[Brief]: If a line below includes the string "JSON", copy it.

[Supplied material]:
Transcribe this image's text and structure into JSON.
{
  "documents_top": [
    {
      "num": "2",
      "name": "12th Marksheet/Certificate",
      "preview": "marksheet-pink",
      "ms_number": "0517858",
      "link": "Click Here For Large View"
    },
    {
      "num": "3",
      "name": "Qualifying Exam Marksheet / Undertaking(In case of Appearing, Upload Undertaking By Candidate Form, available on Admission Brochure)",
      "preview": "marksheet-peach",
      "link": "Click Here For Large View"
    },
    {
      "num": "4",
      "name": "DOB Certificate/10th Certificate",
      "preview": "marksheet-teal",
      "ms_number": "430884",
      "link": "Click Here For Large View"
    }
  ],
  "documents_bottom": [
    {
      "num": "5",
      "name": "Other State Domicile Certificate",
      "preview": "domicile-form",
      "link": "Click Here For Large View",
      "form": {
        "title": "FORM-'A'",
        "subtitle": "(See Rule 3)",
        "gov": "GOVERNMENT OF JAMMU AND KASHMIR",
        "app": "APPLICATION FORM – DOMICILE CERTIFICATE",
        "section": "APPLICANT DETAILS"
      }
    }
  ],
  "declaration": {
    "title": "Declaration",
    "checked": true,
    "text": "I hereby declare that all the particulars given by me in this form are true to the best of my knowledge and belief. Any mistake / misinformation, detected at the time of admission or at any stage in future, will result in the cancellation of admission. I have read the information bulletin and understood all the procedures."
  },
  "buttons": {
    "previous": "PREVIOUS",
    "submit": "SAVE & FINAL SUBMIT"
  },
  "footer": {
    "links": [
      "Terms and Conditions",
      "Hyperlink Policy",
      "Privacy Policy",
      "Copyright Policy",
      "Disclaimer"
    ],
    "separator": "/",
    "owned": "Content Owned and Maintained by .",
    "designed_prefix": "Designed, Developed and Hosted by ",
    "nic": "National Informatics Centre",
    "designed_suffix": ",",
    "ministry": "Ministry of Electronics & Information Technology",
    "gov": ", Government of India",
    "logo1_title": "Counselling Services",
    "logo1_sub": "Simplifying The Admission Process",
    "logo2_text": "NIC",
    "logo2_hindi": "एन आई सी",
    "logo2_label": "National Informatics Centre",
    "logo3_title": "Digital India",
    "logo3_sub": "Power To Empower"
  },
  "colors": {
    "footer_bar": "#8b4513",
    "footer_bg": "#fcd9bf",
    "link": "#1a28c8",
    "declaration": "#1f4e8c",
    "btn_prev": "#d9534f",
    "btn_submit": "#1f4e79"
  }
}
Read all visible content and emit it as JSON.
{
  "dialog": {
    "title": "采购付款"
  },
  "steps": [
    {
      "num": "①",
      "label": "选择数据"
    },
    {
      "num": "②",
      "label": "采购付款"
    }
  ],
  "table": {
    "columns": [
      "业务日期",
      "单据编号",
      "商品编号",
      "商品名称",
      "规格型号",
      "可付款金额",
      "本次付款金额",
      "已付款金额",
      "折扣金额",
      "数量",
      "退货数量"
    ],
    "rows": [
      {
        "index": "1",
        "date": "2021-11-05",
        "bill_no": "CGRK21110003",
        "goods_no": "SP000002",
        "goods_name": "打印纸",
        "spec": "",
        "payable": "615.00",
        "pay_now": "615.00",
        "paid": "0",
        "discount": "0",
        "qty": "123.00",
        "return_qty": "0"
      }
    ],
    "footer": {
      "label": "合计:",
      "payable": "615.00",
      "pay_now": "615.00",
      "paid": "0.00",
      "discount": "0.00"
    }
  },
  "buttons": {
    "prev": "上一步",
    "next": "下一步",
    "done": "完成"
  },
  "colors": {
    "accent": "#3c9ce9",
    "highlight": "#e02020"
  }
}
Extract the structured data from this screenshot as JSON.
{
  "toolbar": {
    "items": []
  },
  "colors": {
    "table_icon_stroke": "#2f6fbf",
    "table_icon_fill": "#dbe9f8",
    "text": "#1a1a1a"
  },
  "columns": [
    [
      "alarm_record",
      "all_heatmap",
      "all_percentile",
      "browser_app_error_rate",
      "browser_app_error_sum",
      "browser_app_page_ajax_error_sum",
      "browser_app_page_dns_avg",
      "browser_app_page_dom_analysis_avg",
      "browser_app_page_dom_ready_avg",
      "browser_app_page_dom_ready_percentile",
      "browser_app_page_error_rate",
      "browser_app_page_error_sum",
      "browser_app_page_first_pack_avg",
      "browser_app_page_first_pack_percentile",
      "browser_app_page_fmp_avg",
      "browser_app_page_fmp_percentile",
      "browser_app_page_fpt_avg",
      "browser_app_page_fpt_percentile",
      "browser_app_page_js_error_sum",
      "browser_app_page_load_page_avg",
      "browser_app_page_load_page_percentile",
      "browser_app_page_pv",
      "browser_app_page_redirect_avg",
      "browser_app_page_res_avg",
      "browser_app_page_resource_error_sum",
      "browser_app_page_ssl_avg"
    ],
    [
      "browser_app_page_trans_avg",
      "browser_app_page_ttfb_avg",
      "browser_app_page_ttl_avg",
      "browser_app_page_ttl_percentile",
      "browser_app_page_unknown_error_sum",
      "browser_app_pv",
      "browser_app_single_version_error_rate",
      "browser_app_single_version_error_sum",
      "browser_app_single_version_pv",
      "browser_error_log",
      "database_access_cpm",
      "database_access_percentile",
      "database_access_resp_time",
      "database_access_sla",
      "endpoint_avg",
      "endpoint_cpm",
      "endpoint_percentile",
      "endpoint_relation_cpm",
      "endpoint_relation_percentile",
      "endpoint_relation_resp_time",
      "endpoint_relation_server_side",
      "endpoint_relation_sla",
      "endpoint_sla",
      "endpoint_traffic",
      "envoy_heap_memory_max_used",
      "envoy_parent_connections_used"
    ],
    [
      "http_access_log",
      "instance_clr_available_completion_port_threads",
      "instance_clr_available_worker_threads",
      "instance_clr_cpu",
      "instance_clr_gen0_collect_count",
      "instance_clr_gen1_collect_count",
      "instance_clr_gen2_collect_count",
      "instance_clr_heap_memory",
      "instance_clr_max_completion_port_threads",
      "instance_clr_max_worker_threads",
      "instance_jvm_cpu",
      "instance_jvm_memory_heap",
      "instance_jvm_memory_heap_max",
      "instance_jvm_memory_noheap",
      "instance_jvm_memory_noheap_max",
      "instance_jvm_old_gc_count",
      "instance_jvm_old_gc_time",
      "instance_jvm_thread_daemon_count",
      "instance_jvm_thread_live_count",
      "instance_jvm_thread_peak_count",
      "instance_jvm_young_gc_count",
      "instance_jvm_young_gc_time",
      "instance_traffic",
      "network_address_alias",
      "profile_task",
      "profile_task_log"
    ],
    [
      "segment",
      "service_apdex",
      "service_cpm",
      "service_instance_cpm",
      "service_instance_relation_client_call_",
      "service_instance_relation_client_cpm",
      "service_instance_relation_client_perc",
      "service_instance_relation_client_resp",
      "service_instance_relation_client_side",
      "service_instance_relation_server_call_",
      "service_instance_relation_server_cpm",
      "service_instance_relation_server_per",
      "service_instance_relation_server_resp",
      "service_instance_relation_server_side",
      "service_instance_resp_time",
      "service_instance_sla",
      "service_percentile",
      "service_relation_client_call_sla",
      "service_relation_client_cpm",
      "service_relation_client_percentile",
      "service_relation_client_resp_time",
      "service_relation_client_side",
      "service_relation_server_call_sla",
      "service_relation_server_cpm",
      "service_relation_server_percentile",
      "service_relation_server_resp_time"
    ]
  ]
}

[Exercise solution]:
Transcribe this image's text and structure into JSON.
Read all visible content and emit it as JSON.
Extract the structured data from this screenshot as JSON.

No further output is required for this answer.